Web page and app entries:
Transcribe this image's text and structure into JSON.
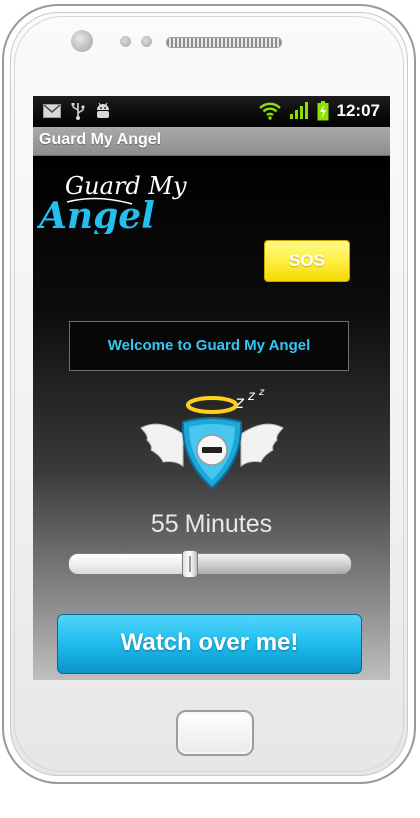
{
  "status_bar": {
    "time": "12:07",
    "icons": [
      "gmail-icon",
      "usb-icon",
      "android-debug-icon",
      "wifi-icon",
      "signal-icon",
      "battery-charging-icon"
    ]
  },
  "app": {
    "title": "Guard My Angel",
    "logo": {
      "line1": "Guard My",
      "line2": "Angel"
    }
  },
  "sos_button": {
    "label": "SOS"
  },
  "welcome_message": "Welcome to Guard My Angel",
  "angel_icon": {
    "name": "sleeping-angel-shield-icon",
    "sleep_text": "z z z"
  },
  "timer": {
    "value": "55",
    "unit": "Minutes"
  },
  "slider": {
    "fraction": 0.43
  },
  "watch_button": {
    "label": "Watch over me!"
  },
  "colors": {
    "accent": "#22bff0",
    "sos": "#fff14a",
    "welcome_text": "#31c8f5"
  }
}
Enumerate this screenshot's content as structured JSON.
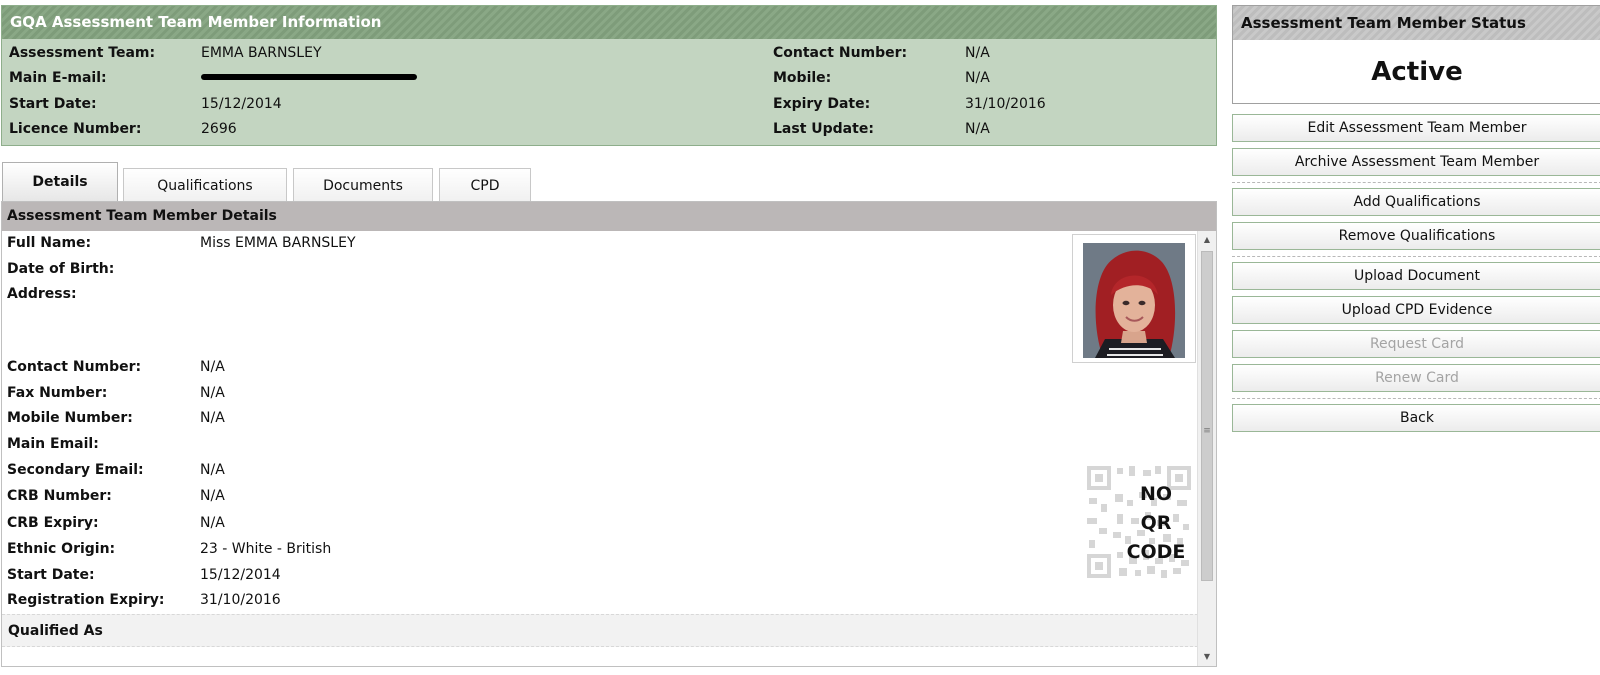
{
  "info": {
    "title": "GQA Assessment Team Member Information",
    "left": [
      {
        "label": "Assessment Team:",
        "value": "EMMA BARNSLEY"
      },
      {
        "label": "Main E-mail:",
        "value": ""
      },
      {
        "label": "Start Date:",
        "value": "15/12/2014"
      },
      {
        "label": "Licence Number:",
        "value": "2696"
      }
    ],
    "right": [
      {
        "label": "Contact Number:",
        "value": "N/A"
      },
      {
        "label": "Mobile:",
        "value": "N/A"
      },
      {
        "label": "Expiry Date:",
        "value": "31/10/2016"
      },
      {
        "label": "Last Update:",
        "value": "N/A"
      }
    ]
  },
  "tabs": [
    {
      "label": "Details",
      "active": true
    },
    {
      "label": "Qualifications",
      "active": false
    },
    {
      "label": "Documents",
      "active": false
    },
    {
      "label": "CPD",
      "active": false
    }
  ],
  "details": {
    "title": "Assessment Team Member Details",
    "rows": [
      {
        "label": "Full Name:",
        "value": "Miss EMMA BARNSLEY"
      },
      {
        "label": "Date of Birth:",
        "value": ""
      },
      {
        "label": "Address:",
        "value": ""
      },
      {
        "label": "Contact Number:",
        "value": "N/A"
      },
      {
        "label": "Fax Number:",
        "value": "N/A"
      },
      {
        "label": "Mobile Number:",
        "value": "N/A"
      },
      {
        "label": "Main Email:",
        "value": ""
      },
      {
        "label": "Secondary Email:",
        "value": "N/A"
      },
      {
        "label": "CRB Number:",
        "value": "N/A"
      },
      {
        "label": "CRB Expiry:",
        "value": "N/A"
      },
      {
        "label": "Ethnic Origin:",
        "value": "23 - White - British"
      },
      {
        "label": "Start Date:",
        "value": "15/12/2014"
      },
      {
        "label": "Registration Expiry:",
        "value": "31/10/2016"
      }
    ],
    "qr_text": [
      "NO",
      "QR",
      "CODE"
    ],
    "qualified_as": "Qualified As"
  },
  "status": {
    "title": "Assessment Team Member Status",
    "value": "Active"
  },
  "actions": [
    {
      "label": "Edit Assessment Team Member",
      "enabled": true
    },
    {
      "label": "Archive Assessment Team Member",
      "enabled": true
    },
    {
      "label": "Add Qualifications",
      "enabled": true
    },
    {
      "label": "Remove Qualifications",
      "enabled": true
    },
    {
      "label": "Upload Document",
      "enabled": true
    },
    {
      "label": "Upload CPD Evidence",
      "enabled": true
    },
    {
      "label": "Request Card",
      "enabled": false
    },
    {
      "label": "Renew Card",
      "enabled": false
    },
    {
      "label": "Back",
      "enabled": true
    }
  ],
  "colors": {
    "info_header": "#849f80",
    "info_background": "#c3d5c1",
    "details_header": "#bbb7b7",
    "button_border": "#9ab797",
    "disabled_text": "#a4a4a4"
  }
}
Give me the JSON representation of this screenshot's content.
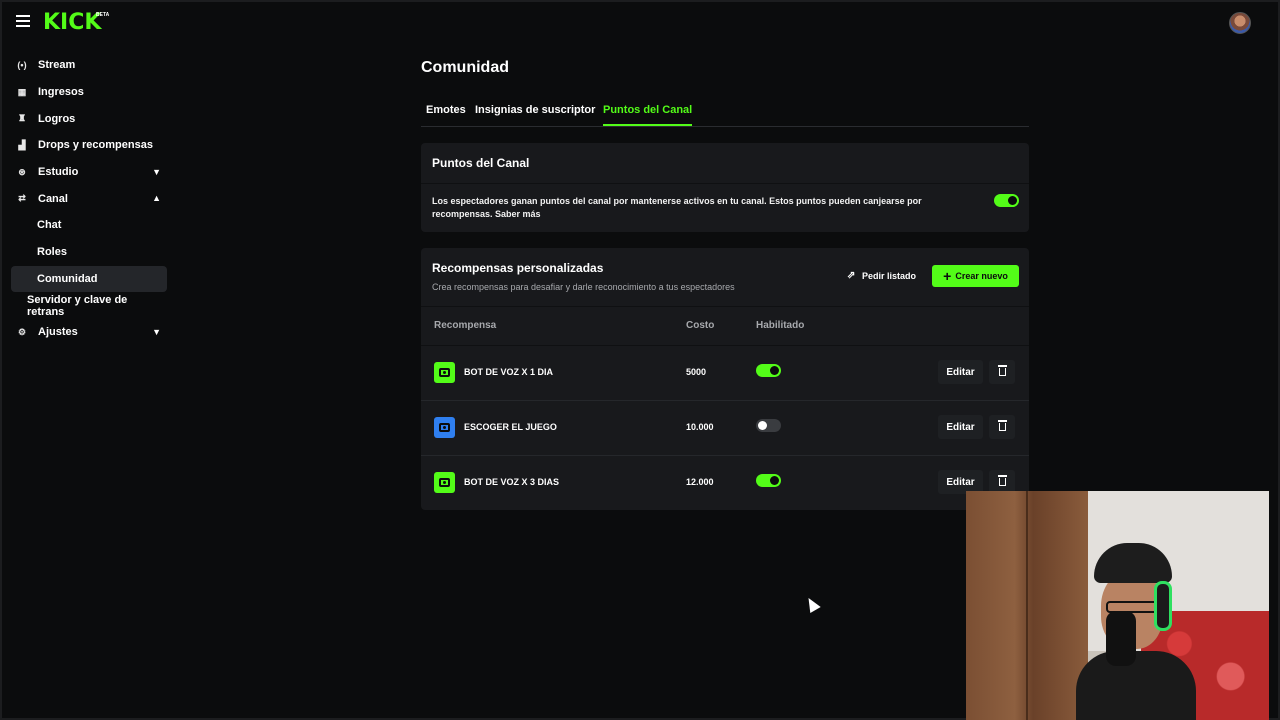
{
  "app": {
    "logo": "KICK",
    "logo_badge": "BETA"
  },
  "sidebar": {
    "items": [
      {
        "label": "Stream",
        "icon": "broadcast-icon",
        "glyph": "((•))"
      },
      {
        "label": "Ingresos",
        "icon": "chart-icon",
        "glyph": "▦"
      },
      {
        "label": "Logros",
        "icon": "trophy-icon",
        "glyph": "🏆"
      },
      {
        "label": "Drops y recompensas",
        "icon": "gift-icon",
        "glyph": "▟"
      },
      {
        "label": "Estudio",
        "icon": "studio-icon",
        "glyph": "⊛",
        "chevron": "⌄"
      },
      {
        "label": "Canal",
        "icon": "channel-icon",
        "glyph": "⇆",
        "chevron": "⌃"
      },
      {
        "label": "Chat"
      },
      {
        "label": "Roles"
      },
      {
        "label": "Comunidad"
      },
      {
        "label": "Servidor y clave de retrans"
      },
      {
        "label": "Ajustes",
        "icon": "gear-icon",
        "glyph": "⚙",
        "chevron": "⌄"
      }
    ]
  },
  "main": {
    "title": "Comunidad",
    "tabs": [
      {
        "label": "Emotes",
        "active": false
      },
      {
        "label": "Insignias de suscriptor",
        "active": false
      },
      {
        "label": "Puntos del Canal",
        "active": true
      }
    ],
    "channel_points": {
      "title": "Puntos del Canal",
      "description": "Los espectadores ganan puntos del canal por mantenerse activos en tu canal. Estos puntos pueden canjearse por recompensas. Saber más",
      "enabled": true
    },
    "custom_rewards": {
      "title": "Recompensas personalizadas",
      "subtitle": "Crea recompensas para desafiar y darle reconocimiento a tus espectadores",
      "request_list_label": "Pedir listado",
      "create_label": "Crear nuevo",
      "columns": [
        "Recompensa",
        "Costo",
        "Habilitado"
      ],
      "edit_label": "Editar",
      "rows": [
        {
          "name": "BOT DE VOZ X 1 DIA",
          "cost": "5000",
          "enabled": true,
          "icon_color": "#53fc18"
        },
        {
          "name": "ESCOGER EL JUEGO",
          "cost": "10.000",
          "enabled": false,
          "icon_color": "#2f7ff0"
        },
        {
          "name": "BOT DE VOZ X 3 DIAS",
          "cost": "12.000",
          "enabled": true,
          "icon_color": "#53fc18"
        }
      ]
    }
  },
  "colors": {
    "accent": "#53fc18",
    "background": "#0b0c0d",
    "card": "#18191c"
  }
}
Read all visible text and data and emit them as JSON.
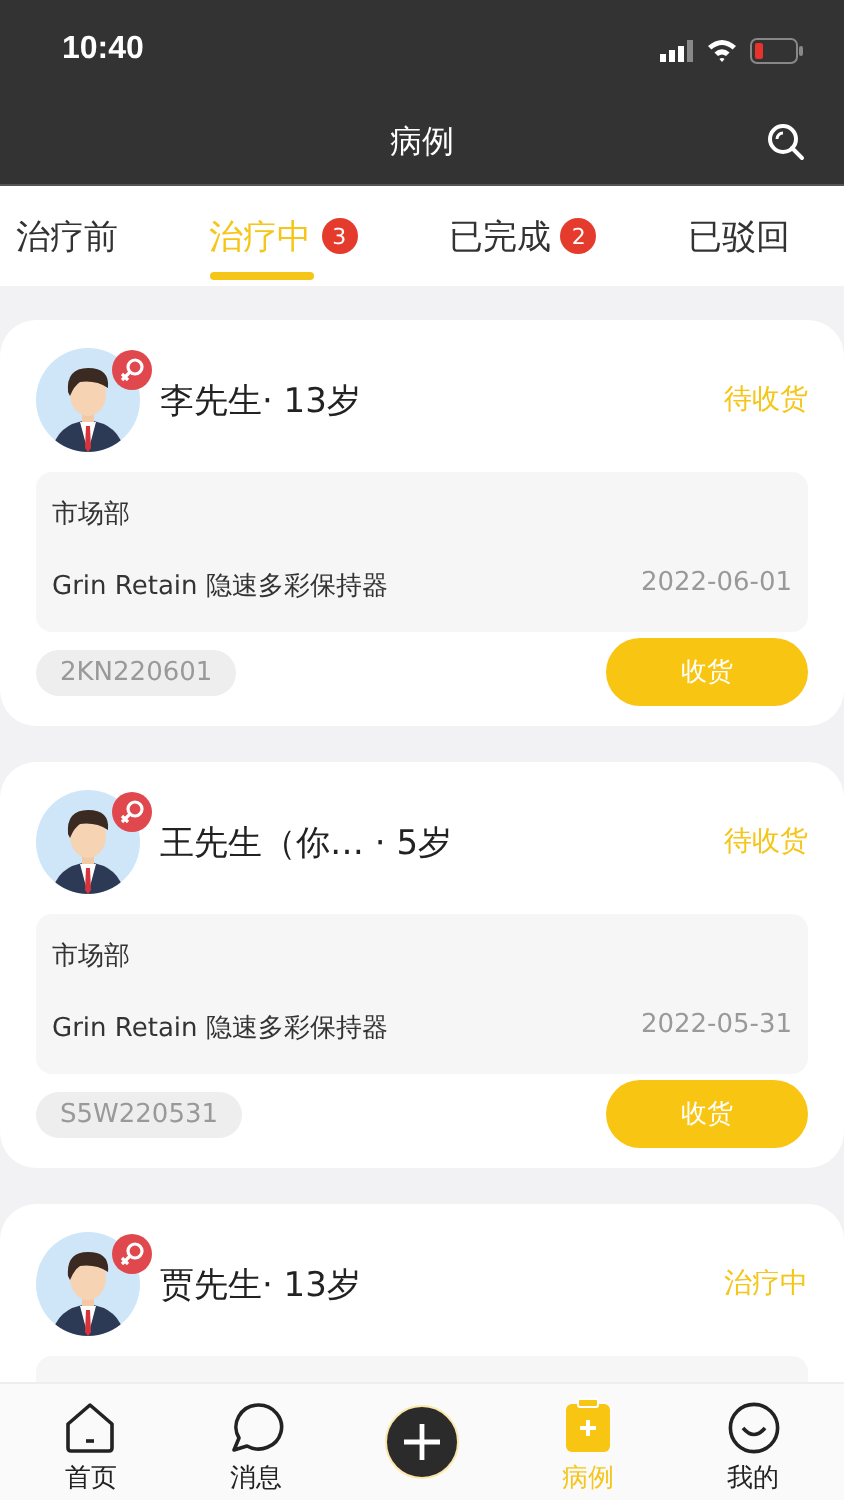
{
  "status_bar": {
    "time": "10:40"
  },
  "nav": {
    "title": "病例"
  },
  "tabs": [
    {
      "label": "治疗前",
      "selected": false
    },
    {
      "label": "治疗中",
      "selected": true,
      "badge": "3"
    },
    {
      "label": "已完成",
      "selected": false,
      "badge": "2"
    },
    {
      "label": "已驳回",
      "selected": false
    }
  ],
  "cases": [
    {
      "title": "李先生· 13岁",
      "status": "待收货",
      "department": "市场部",
      "product": "Grin Retain 隐速多彩保持器",
      "date": "2022-06-01",
      "code": "2KN220601",
      "button": "收货"
    },
    {
      "title": "王先生（你… · 5岁",
      "status": "待收货",
      "department": "市场部",
      "product": "Grin Retain 隐速多彩保持器",
      "date": "2022-05-31",
      "code": "S5W220531",
      "button": "收货"
    },
    {
      "title": "贾先生· 13岁",
      "status": "治疗中"
    }
  ],
  "tab_bar": [
    {
      "label": "首页",
      "kind": "home",
      "selected": false
    },
    {
      "label": "消息",
      "kind": "message",
      "selected": false
    },
    {
      "kind": "add",
      "selected": false
    },
    {
      "label": "病例",
      "kind": "case",
      "selected": true
    },
    {
      "label": "我的",
      "kind": "me",
      "selected": false
    }
  ]
}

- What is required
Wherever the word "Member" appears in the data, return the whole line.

- Solution to the problem
    "title": "GQA Assessment Team Member Information",
    "title": "Assessment Team Member Details",
    "title": "Assessment Team Member Status",
      "label": "Edit Assessment Team Member",
      "label": "Archive Assessment Team Member",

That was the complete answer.